Action item
Could you give the whole listing again, exactly as it reads?

Provided material
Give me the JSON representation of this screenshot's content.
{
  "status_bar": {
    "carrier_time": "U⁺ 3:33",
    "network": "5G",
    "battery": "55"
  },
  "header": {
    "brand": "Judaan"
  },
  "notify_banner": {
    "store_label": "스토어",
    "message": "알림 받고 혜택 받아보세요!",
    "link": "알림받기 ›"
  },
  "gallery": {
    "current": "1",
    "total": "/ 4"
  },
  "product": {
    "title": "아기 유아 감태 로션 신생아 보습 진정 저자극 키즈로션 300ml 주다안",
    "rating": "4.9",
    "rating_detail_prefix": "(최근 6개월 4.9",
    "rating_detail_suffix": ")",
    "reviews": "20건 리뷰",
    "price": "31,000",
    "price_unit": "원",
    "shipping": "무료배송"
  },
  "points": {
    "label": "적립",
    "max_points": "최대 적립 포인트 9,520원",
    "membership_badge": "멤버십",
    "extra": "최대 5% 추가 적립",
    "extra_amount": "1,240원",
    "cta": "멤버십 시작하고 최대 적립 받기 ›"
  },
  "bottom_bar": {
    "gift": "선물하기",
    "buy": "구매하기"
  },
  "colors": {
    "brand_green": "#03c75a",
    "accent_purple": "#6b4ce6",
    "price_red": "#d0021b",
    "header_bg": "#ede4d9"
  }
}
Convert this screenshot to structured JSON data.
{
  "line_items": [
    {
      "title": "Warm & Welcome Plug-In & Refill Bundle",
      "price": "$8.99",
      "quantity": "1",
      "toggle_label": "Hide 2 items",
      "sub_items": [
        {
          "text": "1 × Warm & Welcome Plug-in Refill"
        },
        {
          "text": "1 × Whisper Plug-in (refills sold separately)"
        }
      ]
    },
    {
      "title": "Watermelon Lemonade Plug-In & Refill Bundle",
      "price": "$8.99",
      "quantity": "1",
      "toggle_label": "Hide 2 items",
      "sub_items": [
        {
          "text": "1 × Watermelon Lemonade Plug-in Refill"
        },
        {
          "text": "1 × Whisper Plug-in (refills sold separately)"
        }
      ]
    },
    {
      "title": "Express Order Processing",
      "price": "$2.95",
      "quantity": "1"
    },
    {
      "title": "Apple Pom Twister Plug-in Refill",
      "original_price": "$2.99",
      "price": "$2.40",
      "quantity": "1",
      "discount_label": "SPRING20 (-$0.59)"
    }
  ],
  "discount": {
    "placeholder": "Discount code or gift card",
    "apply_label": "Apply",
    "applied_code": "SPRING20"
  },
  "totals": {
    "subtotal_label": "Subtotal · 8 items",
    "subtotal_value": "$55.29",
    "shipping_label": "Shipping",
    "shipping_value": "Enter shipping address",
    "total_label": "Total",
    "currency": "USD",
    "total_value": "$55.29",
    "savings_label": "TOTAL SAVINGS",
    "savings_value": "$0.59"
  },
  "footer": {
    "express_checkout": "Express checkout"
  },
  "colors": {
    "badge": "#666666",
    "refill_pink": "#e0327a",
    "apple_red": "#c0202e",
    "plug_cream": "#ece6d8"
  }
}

Output for this exercise
Give me the JSON representation of this screenshot's content.
{
  "status_bar": {
    "carrier_time": "U⁺ 3:33",
    "network": "5G",
    "battery": "55"
  },
  "header": {
    "brand": "Judaan"
  },
  "notify_banner": {
    "store_label": "스토어",
    "message": "알림 받고 혜택 받아보세요!",
    "link": "알림받기 ›"
  },
  "gallery": {
    "current": "1",
    "total": "/ 4"
  },
  "product": {
    "title": "아기 유아 감태 로션 신생아 보습 진정 저자극 키즈로션 300ml 주다안",
    "rating": "4.9",
    "rating_detail_prefix": "(최근 6개월 4.9",
    "rating_detail_suffix": ")",
    "reviews": "20건 리뷰",
    "price": "31,000",
    "price_unit": "원",
    "shipping": "무료배송"
  },
  "points": {
    "label": "적립",
    "max_points": "최대 적립 포인트 9,520원",
    "membership_badge": "멤버십",
    "extra": "최대 5% 추가 적립",
    "extra_amount": "1,240원",
    "cta": "멤버십 시작하고 최대 적립 받기 ›"
  },
  "bottom_bar": {
    "gift": "선물하기",
    "buy": "구매하기"
  },
  "colors": {
    "brand_green": "#03c75a",
    "accent_purple": "#6b4ce6",
    "price_red": "#d0021b",
    "header_bg": "#ede4d9"
  }
}
Convert this screenshot to structured JSON data.
{
  "line_items": [
    {
      "title": "Warm & Welcome Plug-In & Refill Bundle",
      "price": "$8.99",
      "quantity": "1",
      "toggle_label": "Hide 2 items",
      "sub_items": [
        {
          "text": "1 × Warm & Welcome Plug-in Refill"
        },
        {
          "text": "1 × Whisper Plug-in (refills sold separately)"
        }
      ]
    },
    {
      "title": "Watermelon Lemonade Plug-In & Refill Bundle",
      "price": "$8.99",
      "quantity": "1",
      "toggle_label": "Hide 2 items",
      "sub_items": [
        {
          "text": "1 × Watermelon Lemonade Plug-in Refill"
        },
        {
          "text": "1 × Whisper Plug-in (refills sold separately)"
        }
      ]
    },
    {
      "title": "Express Order Processing",
      "price": "$2.95",
      "quantity": "1"
    },
    {
      "title": "Apple Pom Twister Plug-in Refill",
      "original_price": "$2.99",
      "price": "$2.40",
      "quantity": "1",
      "discount_label": "SPRING20 (-$0.59)"
    }
  ],
  "discount": {
    "placeholder": "Discount code or gift card",
    "apply_label": "Apply",
    "applied_code": "SPRING20"
  },
  "totals": {
    "subtotal_label": "Subtotal · 8 items",
    "subtotal_value": "$55.29",
    "shipping_label": "Shipping",
    "shipping_value": "Enter shipping address",
    "total_label": "Total",
    "currency": "USD",
    "total_value": "$55.29",
    "savings_label": "TOTAL SAVINGS",
    "savings_value": "$0.59"
  },
  "footer": {
    "express_checkout": "Express checkout"
  },
  "colors": {
    "badge": "#666666",
    "refill_pink": "#e0327a",
    "apple_red": "#c0202e",
    "plug_cream": "#ece6d8"
  }
}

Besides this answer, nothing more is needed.